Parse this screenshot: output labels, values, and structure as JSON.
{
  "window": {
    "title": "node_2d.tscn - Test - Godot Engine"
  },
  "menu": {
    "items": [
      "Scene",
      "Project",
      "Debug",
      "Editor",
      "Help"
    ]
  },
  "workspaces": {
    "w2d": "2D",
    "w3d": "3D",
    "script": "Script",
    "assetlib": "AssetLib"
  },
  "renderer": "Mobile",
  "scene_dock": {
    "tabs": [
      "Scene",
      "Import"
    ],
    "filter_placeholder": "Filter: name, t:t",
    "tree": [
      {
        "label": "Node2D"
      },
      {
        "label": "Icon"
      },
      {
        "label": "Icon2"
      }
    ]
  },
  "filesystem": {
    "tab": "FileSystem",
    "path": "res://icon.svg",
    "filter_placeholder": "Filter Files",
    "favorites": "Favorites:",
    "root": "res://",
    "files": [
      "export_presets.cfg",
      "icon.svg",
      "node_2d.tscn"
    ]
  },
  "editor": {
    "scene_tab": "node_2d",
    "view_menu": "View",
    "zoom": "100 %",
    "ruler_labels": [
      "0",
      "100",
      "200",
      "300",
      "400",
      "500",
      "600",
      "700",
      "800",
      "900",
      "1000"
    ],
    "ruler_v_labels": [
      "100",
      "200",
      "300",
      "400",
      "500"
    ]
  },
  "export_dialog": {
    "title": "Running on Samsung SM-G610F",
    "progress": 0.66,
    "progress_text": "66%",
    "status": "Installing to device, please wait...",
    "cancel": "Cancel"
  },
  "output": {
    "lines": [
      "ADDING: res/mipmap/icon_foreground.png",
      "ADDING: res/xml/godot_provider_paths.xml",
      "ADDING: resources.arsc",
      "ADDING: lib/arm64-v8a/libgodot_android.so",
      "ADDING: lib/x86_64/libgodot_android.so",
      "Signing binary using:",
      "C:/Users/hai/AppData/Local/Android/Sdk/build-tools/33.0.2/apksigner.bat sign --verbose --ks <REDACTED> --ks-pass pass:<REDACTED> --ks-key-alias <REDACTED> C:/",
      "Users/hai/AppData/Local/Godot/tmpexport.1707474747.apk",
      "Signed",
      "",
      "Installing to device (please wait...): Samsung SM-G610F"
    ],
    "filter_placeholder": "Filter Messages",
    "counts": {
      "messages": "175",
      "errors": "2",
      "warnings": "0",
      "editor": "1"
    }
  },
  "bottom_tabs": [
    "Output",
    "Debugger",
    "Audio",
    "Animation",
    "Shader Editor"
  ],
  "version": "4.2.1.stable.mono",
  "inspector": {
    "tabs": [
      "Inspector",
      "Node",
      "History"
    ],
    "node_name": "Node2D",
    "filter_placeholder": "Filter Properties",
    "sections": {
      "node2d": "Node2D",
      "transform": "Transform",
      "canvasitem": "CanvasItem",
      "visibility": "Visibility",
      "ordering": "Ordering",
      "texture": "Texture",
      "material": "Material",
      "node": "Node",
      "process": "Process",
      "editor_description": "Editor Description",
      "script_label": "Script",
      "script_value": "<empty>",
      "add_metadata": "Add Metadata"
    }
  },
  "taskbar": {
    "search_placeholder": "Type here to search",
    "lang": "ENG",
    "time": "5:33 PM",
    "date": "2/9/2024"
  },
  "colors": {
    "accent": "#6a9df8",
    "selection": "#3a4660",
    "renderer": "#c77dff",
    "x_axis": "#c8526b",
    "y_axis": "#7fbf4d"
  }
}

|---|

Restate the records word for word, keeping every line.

**Result of this exercise**
Parse this screenshot: output labels, values, and structure as JSON.
{
  "window": {
    "title": "node_2d.tscn - Test - Godot Engine"
  },
  "menu": {
    "items": [
      "Scene",
      "Project",
      "Debug",
      "Editor",
      "Help"
    ]
  },
  "workspaces": {
    "w2d": "2D",
    "w3d": "3D",
    "script": "Script",
    "assetlib": "AssetLib"
  },
  "renderer": "Mobile",
  "scene_dock": {
    "tabs": [
      "Scene",
      "Import"
    ],
    "filter_placeholder": "Filter: name, t:t",
    "tree": [
      {
        "label": "Node2D"
      },
      {
        "label": "Icon"
      },
      {
        "label": "Icon2"
      }
    ]
  },
  "filesystem": {
    "tab": "FileSystem",
    "path": "res://icon.svg",
    "filter_placeholder": "Filter Files",
    "favorites": "Favorites:",
    "root": "res://",
    "files": [
      "export_presets.cfg",
      "icon.svg",
      "node_2d.tscn"
    ]
  },
  "editor": {
    "scene_tab": "node_2d",
    "view_menu": "View",
    "zoom": "100 %",
    "ruler_labels": [
      "0",
      "100",
      "200",
      "300",
      "400",
      "500",
      "600",
      "700",
      "800",
      "900",
      "1000"
    ],
    "ruler_v_labels": [
      "100",
      "200",
      "300",
      "400",
      "500"
    ]
  },
  "export_dialog": {
    "title": "Running on Samsung SM-G610F",
    "progress": 0.66,
    "progress_text": "66%",
    "status": "Installing to device, please wait...",
    "cancel": "Cancel"
  },
  "output": {
    "lines": [
      "ADDING: res/mipmap/icon_foreground.png",
      "ADDING: res/xml/godot_provider_paths.xml",
      "ADDING: resources.arsc",
      "ADDING: lib/arm64-v8a/libgodot_android.so",
      "ADDING: lib/x86_64/libgodot_android.so",
      "Signing binary using:",
      "C:/Users/hai/AppData/Local/Android/Sdk/build-tools/33.0.2/apksigner.bat sign --verbose --ks <REDACTED> --ks-pass pass:<REDACTED> --ks-key-alias <REDACTED> C:/",
      "Users/hai/AppData/Local/Godot/tmpexport.1707474747.apk",
      "Signed",
      "",
      "Installing to device (please wait...): Samsung SM-G610F"
    ],
    "filter_placeholder": "Filter Messages",
    "counts": {
      "messages": "175",
      "errors": "2",
      "warnings": "0",
      "editor": "1"
    }
  },
  "bottom_tabs": [
    "Output",
    "Debugger",
    "Audio",
    "Animation",
    "Shader Editor"
  ],
  "version": "4.2.1.stable.mono",
  "inspector": {
    "tabs": [
      "Inspector",
      "Node",
      "History"
    ],
    "node_name": "Node2D",
    "filter_placeholder": "Filter Properties",
    "sections": {
      "node2d": "Node2D",
      "transform": "Transform",
      "canvasitem": "CanvasItem",
      "visibility": "Visibility",
      "ordering": "Ordering",
      "texture": "Texture",
      "material": "Material",
      "node": "Node",
      "process": "Process",
      "editor_description": "Editor Description",
      "script_label": "Script",
      "script_value": "<empty>",
      "add_metadata": "Add Metadata"
    }
  },
  "taskbar": {
    "search_placeholder": "Type here to search",
    "lang": "ENG",
    "time": "5:33 PM",
    "date": "2/9/2024"
  },
  "colors": {
    "accent": "#6a9df8",
    "selection": "#3a4660",
    "renderer": "#c77dff",
    "x_axis": "#c8526b",
    "y_axis": "#7fbf4d"
  }
}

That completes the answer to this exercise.